That music could bear powerful witness to the injustices of a riven world was a core belief of Nono’s, even as its expression took on different forms over the course of his career. Friday’s concert emphasized this point, beginning with “Ricorda cosa ti hanno fatto in Auschwitz” (“Remember What They Did to You in Auschwitz”), an electronic piece from 1966 that deploys a vast array of manipulated sounds to create a nightmarish aural tapestry. Primo Levi once wrote that the sounds of the camps would be the last thing its survivors would ever forget. This work eschews naturalistic depictions — we are not “hearing” Auschwitz directly — but the score still seems intent on pointing the imagination directly toward an abyss the composer knows we can neither fully comprehend nor permit ourselves to forget. Alvise Vidolin, a computer music researcher who worked closely with Nono, oversaw the sound diffusion on Friday, and a crowd of over 100 experienced this potent score in a darkened room.


The work was followed by “La lontananza nostalgica utopica futura” (The Nostalgic, Utopian, Future Far-Distance”), written for solo violin and eight tapes. Violinist Miranda Cuckson played the sometimes spectral, sometimes harsh solo part at six stations placed around the audience, while a sound artist (Chris Burns) manipulated the eight pre-recorded tracks in real time. The tape materials included improvisations by violinist Gidon Kremer and myriad “non-musical” noise. At times, Cuckson also vocalized while she played, her singing lending a touching layer of human warmth to this austere yet effective theater piece. On Friday, the audience seemed swept into the violinist’s sense of discomfort as she wandered in tentative steps from station to station, sending up her own live music to intermingle with the echoes of past and present.

The concert’s second half featured Max Murray (tuba) and Joshua Fineberg (electronics) navigating the “Post-prae-ludium n. 1 per Donau,” a work from 1987 that creates a vital and surprisingly songful music out of shards of sound, subtle whispered phrases, and extended tuba techniques. But perhaps the most memorable work of the evening was “La fabbrica illuminata” (“The Illuminated Factory) of 1964, in which Nono creates a viscerally immediate dialogue between a live singer and prerecorded sources. The soprano stands alone onstage and sings impassioned denunciations of workers’ conditions into a maelstrom of violent industrial noise, a collage assembled from actual factory sounds including those of blast furnaces and workers’ voices.

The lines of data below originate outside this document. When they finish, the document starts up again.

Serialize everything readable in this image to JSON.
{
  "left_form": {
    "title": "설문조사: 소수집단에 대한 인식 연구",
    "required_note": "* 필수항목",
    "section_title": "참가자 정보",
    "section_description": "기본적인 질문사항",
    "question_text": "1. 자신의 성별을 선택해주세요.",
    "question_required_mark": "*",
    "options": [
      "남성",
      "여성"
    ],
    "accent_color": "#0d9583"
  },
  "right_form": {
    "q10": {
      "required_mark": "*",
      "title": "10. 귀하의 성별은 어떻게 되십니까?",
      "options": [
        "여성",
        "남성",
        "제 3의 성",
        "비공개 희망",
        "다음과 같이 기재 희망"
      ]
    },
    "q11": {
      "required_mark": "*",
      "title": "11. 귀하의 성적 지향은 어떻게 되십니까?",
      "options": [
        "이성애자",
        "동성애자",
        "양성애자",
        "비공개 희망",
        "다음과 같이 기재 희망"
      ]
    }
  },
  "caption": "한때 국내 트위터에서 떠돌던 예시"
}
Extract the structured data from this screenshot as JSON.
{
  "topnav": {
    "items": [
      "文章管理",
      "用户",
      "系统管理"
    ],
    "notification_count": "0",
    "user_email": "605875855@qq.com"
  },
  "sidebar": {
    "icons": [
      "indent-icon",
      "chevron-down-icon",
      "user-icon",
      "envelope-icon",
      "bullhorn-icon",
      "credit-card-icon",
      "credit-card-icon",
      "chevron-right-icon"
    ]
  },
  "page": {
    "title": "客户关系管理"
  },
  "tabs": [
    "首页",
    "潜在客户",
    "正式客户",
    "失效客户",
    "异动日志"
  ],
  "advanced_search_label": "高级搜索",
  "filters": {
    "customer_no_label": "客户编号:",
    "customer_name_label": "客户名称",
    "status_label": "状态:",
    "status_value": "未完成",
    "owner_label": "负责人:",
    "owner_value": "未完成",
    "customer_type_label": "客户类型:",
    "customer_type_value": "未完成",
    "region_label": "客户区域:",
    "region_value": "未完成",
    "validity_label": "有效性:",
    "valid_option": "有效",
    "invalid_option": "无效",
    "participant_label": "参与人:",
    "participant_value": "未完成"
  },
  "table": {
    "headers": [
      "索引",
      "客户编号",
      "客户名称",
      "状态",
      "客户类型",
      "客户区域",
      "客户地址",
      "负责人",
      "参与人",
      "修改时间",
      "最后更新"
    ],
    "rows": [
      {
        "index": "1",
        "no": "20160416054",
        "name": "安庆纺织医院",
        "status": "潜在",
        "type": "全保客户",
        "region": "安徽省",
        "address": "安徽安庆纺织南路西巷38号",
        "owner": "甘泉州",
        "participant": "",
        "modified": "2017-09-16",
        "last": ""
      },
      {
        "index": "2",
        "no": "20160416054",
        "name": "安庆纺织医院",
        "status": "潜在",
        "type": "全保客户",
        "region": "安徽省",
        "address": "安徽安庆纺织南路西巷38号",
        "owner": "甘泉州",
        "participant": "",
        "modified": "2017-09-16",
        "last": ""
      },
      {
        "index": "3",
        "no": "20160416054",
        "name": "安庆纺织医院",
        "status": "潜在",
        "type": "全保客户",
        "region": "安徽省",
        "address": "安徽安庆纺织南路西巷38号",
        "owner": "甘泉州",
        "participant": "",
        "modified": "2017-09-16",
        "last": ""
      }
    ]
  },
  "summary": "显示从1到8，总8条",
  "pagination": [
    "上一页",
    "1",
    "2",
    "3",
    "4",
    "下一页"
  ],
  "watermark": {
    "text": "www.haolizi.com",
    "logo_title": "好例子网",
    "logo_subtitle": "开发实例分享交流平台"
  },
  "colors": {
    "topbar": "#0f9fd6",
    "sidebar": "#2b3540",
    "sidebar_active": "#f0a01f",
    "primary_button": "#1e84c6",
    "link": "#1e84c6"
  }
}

This is the rare work of intensely political art that brooks no compromise in either its politics or its art, and soprano Stacey Mastrian (with Peter Plessas, tape) treated it in just that way. Singing with remarkable self-possession, Mastrian gave a manifestly courageous performance that was alert to the fierce protest behind every note of this score but also, near the end, conveyed the almost Mahlerian sense of human compassion in this music, as the soprano sings “non sarà così sempre” (“it will not always be like this”).

Friday’s relatively large audience absorbed these challenging scores with rapt attention. Nono’s music stands up to this kind of engagement, and in fact, as this conference forcefully suggested, it is long overdue.


Music of Luigi Nono. At Granoff Music Center, Tufts University, March 25

Jeremy Eichler can be reached at jeichler@globe.com.